Norah in training to make the first giant leap for Ireland’s step into space

Norah Patten is on course to be Ireland’s first person in space.

Norah in training to make the first giant leap for Ireland’s step into space

The aeronautical engineer has just completed two programmes, back-to-back, with Project Possum, an organisation preparing citizens and scientists for commercial space travel.

“Project Possum is based in the US but it accepts international participants. Unlike Nasa, you don’t have to be a US citizen to be accepted. I have just completed their aviation egress training, egress is basically how you exit a situation, so we learned about how you would ditch if you landed on water,” said Norah.

“We were set up in a helicopter unit and strapped in and then dunked into a body of water, you then get used to being upside-down in water, find your reference point, learn not to panic and then unstrap yourself.

“My second training was spacecraft egress, where we were in a mock-up space-craft capsule and wearing Final Frontier Design space suits. We were moved into water and again had to egress,” adds the UL graduate.

There are several Nasa astronauts on Project Possum’s board of advisers and during training, Norah was taught by a former Nasa astronaut trainer.

Now 34 years of age, Norah has wanted to travel to space since the age of 11, but much like Canadian astronaut, Chris Hadfield, she was not sure how she could get there, without being an American citizen.

“I remember hearing Chris Hadfield saying he thought it was impossible for him and I felt like that too. I went to Nasa when I was 11 and it was only when I was there and inside, I thought this is really what I wanted to do,” Norah said.

A number of her father’s relatives live in America so she returned to Nasa several times during her teenage years. Norah credits these return trips with keeping her dream alive and so when it came to her Leaving Cert and CAO form she knew what to do.

“I started looking at career choices and I saw I could do aeronautical engineering in UL. I knew a lot of astronauts had studied aeronautical engineering. I loved it.

"I would do my assignments in advance and I’d say I only missed two or three lectures over the whole four years there.

"But I was lucky too, because I knew what I wanted to do, so many people doing their Leaving Cert do not know what they want to do yet,” said Norah.

After her first-class honours degree Norah went on to complete a PhD in aeronautical engineering also at UL.

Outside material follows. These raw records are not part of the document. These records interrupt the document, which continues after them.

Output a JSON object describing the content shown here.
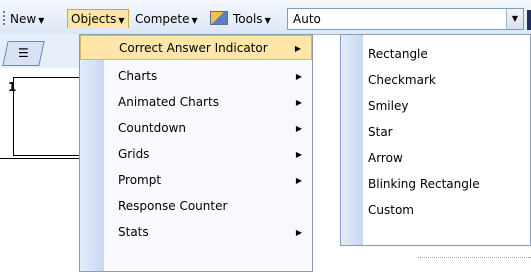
{
  "toolbar": {
    "new_label": "New",
    "objects_label": "Objects",
    "compete_label": "Compete",
    "tools_label": "Tools",
    "combo_value": "Auto"
  },
  "slides": {
    "first_number": "1"
  },
  "objects_menu": {
    "items": [
      {
        "label": "Correct Answer Indicator",
        "submenu": true,
        "highlighted": true
      },
      {
        "label": "Charts",
        "submenu": true
      },
      {
        "label": "Animated Charts",
        "submenu": true
      },
      {
        "label": "Countdown",
        "submenu": true
      },
      {
        "label": "Grids",
        "submenu": true
      },
      {
        "label": "Prompt",
        "submenu": true
      },
      {
        "label": "Response Counter",
        "submenu": false
      },
      {
        "label": "Stats",
        "submenu": true
      }
    ]
  },
  "indicator_submenu": {
    "items": [
      {
        "label": "Rectangle"
      },
      {
        "label": "Checkmark"
      },
      {
        "label": "Smiley"
      },
      {
        "label": "Star"
      },
      {
        "label": "Arrow"
      },
      {
        "label": "Blinking Rectangle"
      },
      {
        "label": "Custom"
      }
    ]
  }
}
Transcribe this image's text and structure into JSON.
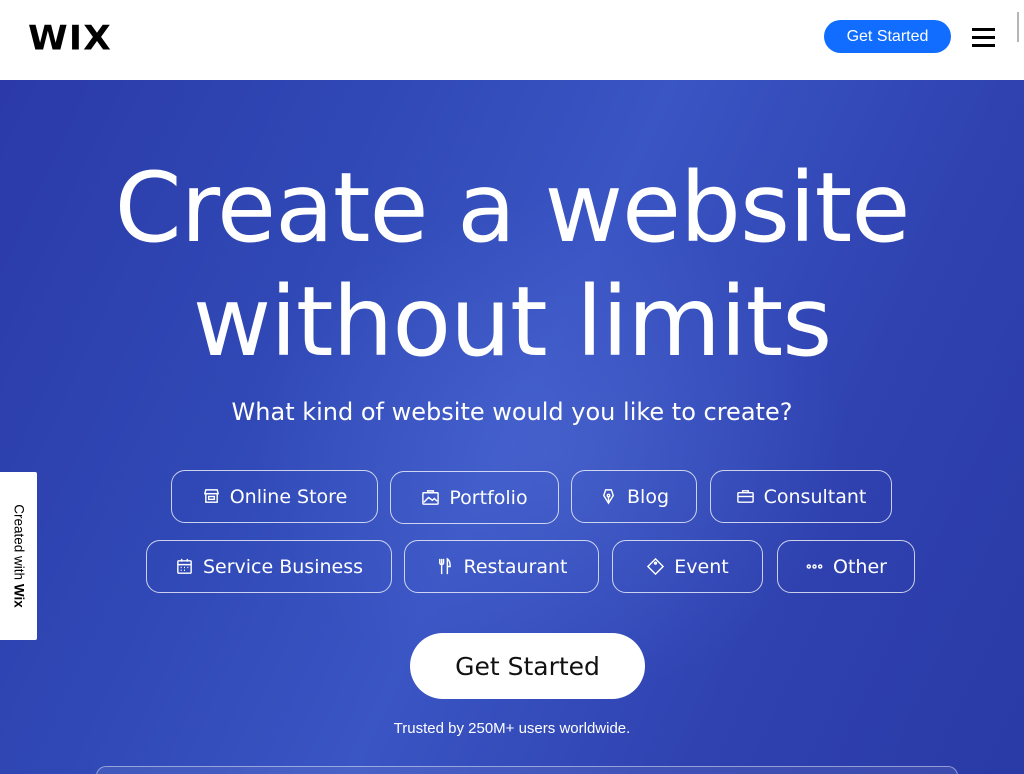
{
  "header": {
    "logo": "WIX",
    "cta_label": "Get Started"
  },
  "hero": {
    "headline_line1": "Create a website",
    "headline_line2": "without limits",
    "subheadline": "What kind of website would you like to create?",
    "chips": [
      {
        "label": "Online Store",
        "icon": "store-icon"
      },
      {
        "label": "Portfolio",
        "icon": "image-icon"
      },
      {
        "label": "Blog",
        "icon": "pen-nib-icon"
      },
      {
        "label": "Consultant",
        "icon": "briefcase-icon"
      },
      {
        "label": "Service Business",
        "icon": "calendar-icon"
      },
      {
        "label": "Restaurant",
        "icon": "utensils-icon"
      },
      {
        "label": "Event",
        "icon": "ticket-icon"
      },
      {
        "label": "Other",
        "icon": "more-icon"
      }
    ],
    "cta_label": "Get Started",
    "trust_text": "Trusted by 250M+ users worldwide."
  },
  "wix_badge": {
    "text_prefix": "Created with",
    "text_brand": "Wix"
  },
  "colors": {
    "header_cta": "#116dff",
    "hero_bg": "#3049b6",
    "text_light": "#ffffff"
  }
}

While she continued to work in the area, it was only in recent times that Norah realised she could actually make it into space as an Irish citizen.

“Nothing in life is a straight line. Sometimes I would sit back and think: ‘What am I doing?’ It’s actually been more recently that I realised if I put my head down that this could happen. Before it didn’t seem possible.

“With the whole area of commercial space travel, opportunities are now opening up that weren’t here five years ago. Project Possum, which wasn’t around five years ago, is a big step forward for me.

"Project Possum is very unique and I will continue with them. Next October I will be doing zero-gravity simulated flights in space suits,” said Norah.

Norah Patten receives letters of support from children that spur her on in her training.
Norah Patten receives letters of support from children that spur her on in her training.

“These commercial companies, such as Space X and Virgin Galactic, will need astronauts and we are now at the cusp of them making flights.”

Norah draws inspiration from Eileen Collins, who was the first female space shuttle commander and pilot, and whose father’s family emigrated from Cork to the US.

“When she decided she wanted to be an astronaut she didn’t tell anyone at first, she was looking for her opportunity to become one. You have to keep your goal in your head. It took me a while to realise it wasn’t going to be a straight path,” explained Norah.

As a scientist she plans to carry out Irish-focused research in space, seeing how materials and various pharmaceutical compounds behave in a zero-gravity environment.

As Norah has completed her recent training programmes, her biggest sources of encouragement in the last six months have been the children and teenagers she meets at talks in schools and universities: “I have kids telling me they want to be astronauts too — boys and girls.

"I suppose it’s giving them a sense of what’s possible. I receive letters as well from children and that really spurs me on.”

With commercial space travel now on the horizon, Norah is preparing as best she can, but it will not just be for her as an individual, but for Irish people as a whole.

“The more I progress in training the more I can see it happening. Could you imagine an Irish person up there? It’s incredible the impact it would have. How amazing would that be?”

More in this section